Boundaries of Kansas -- A Plot Defeated
(Column 1)
Summary: An article about the democrats scheme to divide Kansas into two states and make them slave states or at least ensure that their Senators and Representatives voted in favor of slavery extension.
Origin of Article: Lawrence Republican
Editorial Comment: "A strong effort was made by the democrats to take in that portion of Nebraska territory south of the Platte river. It was part of a plot long entertained, and first concocted in the Democratic Blue Lodges of Missouri. -- The scheme was to divide Kansas -- put one portion of it with Nebraska, and the other with the Indian territory on the south, and thus make two Democratic States -- the one slaveholding and the other doughface.
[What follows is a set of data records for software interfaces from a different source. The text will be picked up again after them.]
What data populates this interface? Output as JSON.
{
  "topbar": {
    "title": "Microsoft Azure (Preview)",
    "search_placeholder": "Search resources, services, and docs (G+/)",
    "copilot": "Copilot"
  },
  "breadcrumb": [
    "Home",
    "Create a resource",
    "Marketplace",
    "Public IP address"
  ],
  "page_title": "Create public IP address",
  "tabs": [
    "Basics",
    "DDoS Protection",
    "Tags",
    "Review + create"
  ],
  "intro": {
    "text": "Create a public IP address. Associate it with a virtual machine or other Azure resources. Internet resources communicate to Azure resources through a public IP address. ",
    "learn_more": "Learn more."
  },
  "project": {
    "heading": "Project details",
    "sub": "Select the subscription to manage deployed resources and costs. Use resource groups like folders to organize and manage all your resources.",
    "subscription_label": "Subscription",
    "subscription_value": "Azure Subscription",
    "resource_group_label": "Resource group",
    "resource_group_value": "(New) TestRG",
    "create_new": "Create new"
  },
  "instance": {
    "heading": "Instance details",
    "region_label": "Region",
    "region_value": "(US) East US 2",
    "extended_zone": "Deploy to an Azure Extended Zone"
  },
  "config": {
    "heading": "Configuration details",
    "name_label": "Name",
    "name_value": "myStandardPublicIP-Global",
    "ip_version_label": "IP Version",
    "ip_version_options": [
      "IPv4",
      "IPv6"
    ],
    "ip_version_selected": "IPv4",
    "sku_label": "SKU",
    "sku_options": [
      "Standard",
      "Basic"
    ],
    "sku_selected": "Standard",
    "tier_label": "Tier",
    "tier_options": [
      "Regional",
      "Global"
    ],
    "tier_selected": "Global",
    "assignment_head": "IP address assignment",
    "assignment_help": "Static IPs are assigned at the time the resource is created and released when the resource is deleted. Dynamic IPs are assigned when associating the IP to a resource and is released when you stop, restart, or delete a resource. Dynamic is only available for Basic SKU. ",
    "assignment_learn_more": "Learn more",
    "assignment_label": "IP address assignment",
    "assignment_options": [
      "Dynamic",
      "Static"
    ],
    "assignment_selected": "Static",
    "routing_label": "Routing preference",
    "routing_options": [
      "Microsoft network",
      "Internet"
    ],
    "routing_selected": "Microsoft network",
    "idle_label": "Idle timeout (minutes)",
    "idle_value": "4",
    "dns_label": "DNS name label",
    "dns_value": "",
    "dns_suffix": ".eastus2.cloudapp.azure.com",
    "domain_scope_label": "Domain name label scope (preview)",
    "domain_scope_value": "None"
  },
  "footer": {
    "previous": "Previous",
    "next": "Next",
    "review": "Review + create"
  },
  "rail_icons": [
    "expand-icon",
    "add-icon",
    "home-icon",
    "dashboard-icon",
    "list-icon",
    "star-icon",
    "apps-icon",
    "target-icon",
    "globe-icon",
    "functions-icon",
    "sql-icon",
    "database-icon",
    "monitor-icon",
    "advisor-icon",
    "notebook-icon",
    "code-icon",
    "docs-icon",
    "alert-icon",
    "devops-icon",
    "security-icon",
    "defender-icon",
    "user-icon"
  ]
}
But the plot was discovered, exposed and resisted successfully."
Singular Malady
(Column 2)
Summary: Dr. Z. M. Landsdown removed 92 small white worms from Oreno Deeds' right ear, relieving him of an acute pain.
(Names in announcement: Oreno Deeds, Dr. Z. Landsdown)
(Column 3)
Summary: William Gothard and Miss Agnes Bownaster were married on August 4 at Miller's Hotel.
(Names in announcement: Rev. P. Reese, William Gothard, Agnes Bownaster)
(Column 3)
Summary: William Harmon and Mrs. Catharine Feldman were married on August 19.
(Names in announcement: P. Reese, William Harmon, Mrs. Catharine Feldman)
(Column 3)
Summary: John Jones of Metal township and Miss Charlotte Harris of Fulton county were married August 5 at the home of Isaac Wright.
(Names in announcement: Isaac Wright, James BrewsterEsq., John Jones, Charlotte Harris)
(Column 3)
Summary: David Grove died on August 23 at the home of his father in Marion at age 30.
(Names in announcement: David Grove)
(Column 3)
Summary: Eliza Anna Lane, infant daughter of Dr. William C. and C. A. Lane, died July 29 in Upper Strasburg at the age of 10 months.
(Names in announcement: Eliza Anna Lane, Dr. William Lane, C. Lane)